PROBLEM DESCRIPTION >> Give only the number of lines below that contain the word "slide".

DATA FOR PROCESSING >>
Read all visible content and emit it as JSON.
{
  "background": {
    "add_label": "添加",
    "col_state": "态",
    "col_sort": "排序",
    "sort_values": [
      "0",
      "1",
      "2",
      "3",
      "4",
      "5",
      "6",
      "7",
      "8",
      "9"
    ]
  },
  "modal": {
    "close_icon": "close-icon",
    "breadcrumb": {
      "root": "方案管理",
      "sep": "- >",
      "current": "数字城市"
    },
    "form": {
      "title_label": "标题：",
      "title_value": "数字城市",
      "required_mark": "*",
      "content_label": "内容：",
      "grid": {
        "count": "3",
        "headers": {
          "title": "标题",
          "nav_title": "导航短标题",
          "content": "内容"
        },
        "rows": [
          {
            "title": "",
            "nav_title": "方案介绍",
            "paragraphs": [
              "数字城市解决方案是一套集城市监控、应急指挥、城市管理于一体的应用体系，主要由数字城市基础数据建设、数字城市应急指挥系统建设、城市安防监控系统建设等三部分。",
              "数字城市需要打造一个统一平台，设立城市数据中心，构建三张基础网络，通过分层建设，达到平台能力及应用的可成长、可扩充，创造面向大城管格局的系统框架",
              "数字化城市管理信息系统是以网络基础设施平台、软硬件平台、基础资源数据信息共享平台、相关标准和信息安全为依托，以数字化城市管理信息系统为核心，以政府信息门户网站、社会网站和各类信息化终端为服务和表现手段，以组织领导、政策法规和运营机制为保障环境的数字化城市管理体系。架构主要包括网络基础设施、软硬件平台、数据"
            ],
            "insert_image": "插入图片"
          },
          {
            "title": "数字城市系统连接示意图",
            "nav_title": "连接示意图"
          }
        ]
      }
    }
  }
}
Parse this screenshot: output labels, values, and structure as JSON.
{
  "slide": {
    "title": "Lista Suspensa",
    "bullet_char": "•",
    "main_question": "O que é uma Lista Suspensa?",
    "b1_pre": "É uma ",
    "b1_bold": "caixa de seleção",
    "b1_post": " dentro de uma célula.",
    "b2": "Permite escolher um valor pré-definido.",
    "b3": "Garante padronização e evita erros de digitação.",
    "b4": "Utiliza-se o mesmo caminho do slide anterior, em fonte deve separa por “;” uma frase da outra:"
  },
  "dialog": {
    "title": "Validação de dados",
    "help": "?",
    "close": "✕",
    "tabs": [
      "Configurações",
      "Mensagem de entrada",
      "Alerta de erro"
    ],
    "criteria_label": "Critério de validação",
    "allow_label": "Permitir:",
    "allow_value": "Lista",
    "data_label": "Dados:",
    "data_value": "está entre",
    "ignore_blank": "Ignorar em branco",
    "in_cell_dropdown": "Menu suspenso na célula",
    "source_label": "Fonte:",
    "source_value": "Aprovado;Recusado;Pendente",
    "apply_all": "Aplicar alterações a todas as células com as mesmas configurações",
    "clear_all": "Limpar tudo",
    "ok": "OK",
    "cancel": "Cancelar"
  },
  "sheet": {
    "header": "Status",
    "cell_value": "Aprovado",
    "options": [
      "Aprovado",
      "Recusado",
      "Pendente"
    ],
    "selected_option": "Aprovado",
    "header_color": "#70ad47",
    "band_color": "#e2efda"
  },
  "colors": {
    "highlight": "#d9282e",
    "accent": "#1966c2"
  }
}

EXPECTED OUTPUT >> 2